After a tough loss to the University of Connecticut Wednesday, the Bulldogs (8-10) hit the road April 5 and 6, with double headers against Cornell University (6-7) and Princeton University (7-14). The Elis will not find any easy victories in the Ancient Eight this season, with tough competition around every corner.
“Every team is competitive and any team can beat any other team on any given day,” outfielder Randy Leonard ’04 said. “It’s going to be a dogfight every single game.”
The Elis have been swinging the bat well of late, with four starters batting over .300.
“You need a different guy everyday to step up,” said Leonard, who is batting .314. “You need that to be successful.”
Dave Fortenbaugh ’03 leads the team with a .405 average. All-Ivy League outfielder Chris Elkins ’03, with a team-leading 15 RBIs, continues to be one of the driving forces behind Yale’s offense.
Josh Zabar ’06 has had little trouble adjusting to college baseball, batting .317 with one home run and 7 RBI.
The Connecticut pitching staff that allowed six runs against the Bulldogs wednesday is as good as any in the Ivy League, Leonard said.
Yale starts the Ivy League season two games under .500, going 5-5 since its return from a spring training trip in Brandenton, Fla.
“We could be doing better [and have] won a few more games, but we’ve been competitive in every game,” pitcher Mike Elias ’05 said.
The Elis’ pitching staff has been consistent throughout the season. Elias (2-1) and Josh Sowers ’05 (3-1) form the nucleus of a staff with an ERA of 3.43.
Alec Smith ’06 (1-0) has given the team a boost out of the bullpen with two saves and a .60 ERA in nine appearances.
Despite the successes of the Elis’ bullpen, Yale’s defense must improve if the Bulldogs want to improve upon their record, captain Steven Duke ’03 said.
The Bulldogs struggled against the Huskies, making four errors in the game.
This weekend, Yale hopes they can put together a performance that combines solid hitting, pitching, and defense for its much-anticipated Ancient Eight opener.
“You try to treat the nonconference games the same, [but] when you show up for the Ivy games, there’s more of a sense of urgency,” Elias said. “It’s definitely more exciting.”
On Saturday in Ithaca, N.Y., the Bulldogs face the Big Red, who are in the midst of a five-game winning streak including two wins over Penn State. Cornell could be rusty, however, not having played since March 25.
Ned Van Allen leads the Big Red offense, batting .349 with seven RBIs.
In Princeton, N.J., on Sunday, Yale faces a Tiger team that has gone 5-5 in its last 10 games, with wins over the University of Vermont and the College of William and Mary in that stretch.
Ryan Quillian (2-2) is the ace of the Tigers’ pitching staff. Ivy League pitcher of the year in 2001, Quillian has a 2.88 ERA.

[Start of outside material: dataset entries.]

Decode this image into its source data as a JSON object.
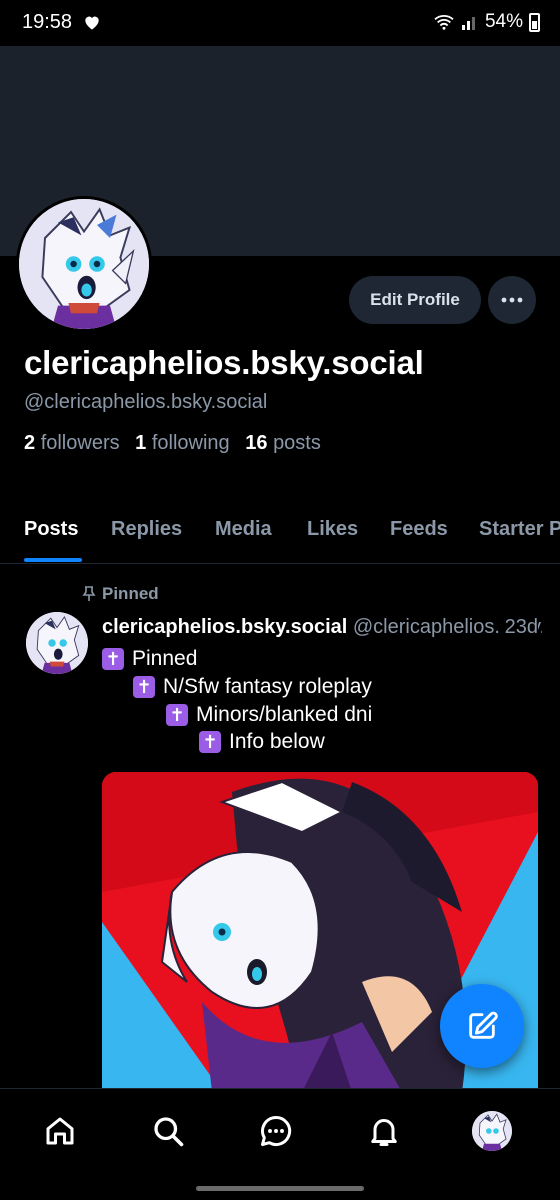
{
  "status_bar": {
    "time": "19:58",
    "battery": "54%",
    "icons": [
      "heart-icon",
      "wifi-icon",
      "signal-icon",
      "battery-icon"
    ]
  },
  "profile": {
    "edit_label": "Edit Profile",
    "display_name": "clericaphelios.bsky.social",
    "handle": "@clericaphelios.bsky.social",
    "followers_count": "2",
    "followers_label": "followers",
    "following_count": "1",
    "following_label": "following",
    "posts_count": "16",
    "posts_label": "posts"
  },
  "tabs": [
    {
      "label": "Posts",
      "active": true
    },
    {
      "label": "Replies",
      "active": false
    },
    {
      "label": "Media",
      "active": false
    },
    {
      "label": "Likes",
      "active": false
    },
    {
      "label": "Feeds",
      "active": false
    },
    {
      "label": "Starter Packs",
      "active": false
    }
  ],
  "post": {
    "pinned_label": "Pinned",
    "author_name": "clericaphelios.bsky.social",
    "author_handle": "@clericaphelios.bsky.social",
    "date": "23d",
    "lines": [
      {
        "symbol": "✝",
        "text": "Pinned"
      },
      {
        "symbol": "✝",
        "text": "N/Sfw fantasy roleplay"
      },
      {
        "symbol": "✝",
        "text": "Minors/blanked dni"
      },
      {
        "symbol": "✝",
        "text": "Info below"
      }
    ]
  },
  "bottom_nav": [
    "home-icon",
    "search-icon",
    "chat-icon",
    "bell-icon",
    "profile-avatar"
  ],
  "colors": {
    "background": "#000000",
    "banner": "#1b222b",
    "accent": "#1083fe",
    "muted_text": "#8b98a8",
    "button_bg": "#1e2733",
    "cross_emoji": "#9b5de5"
  }
}
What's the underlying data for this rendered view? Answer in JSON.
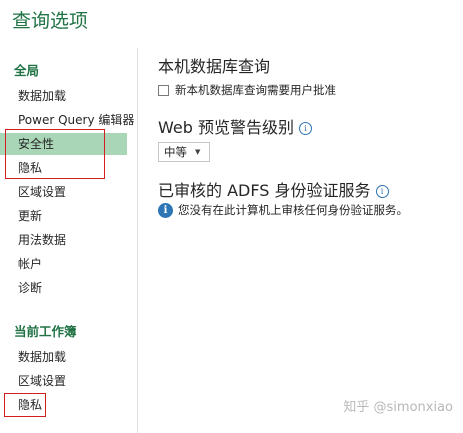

“We’re hitting the ball, the pitchers are doing a good job,” Duke said. “We haven’t played great defense, but it’s there. We’re certainly ready to go and win some Ivy League games.”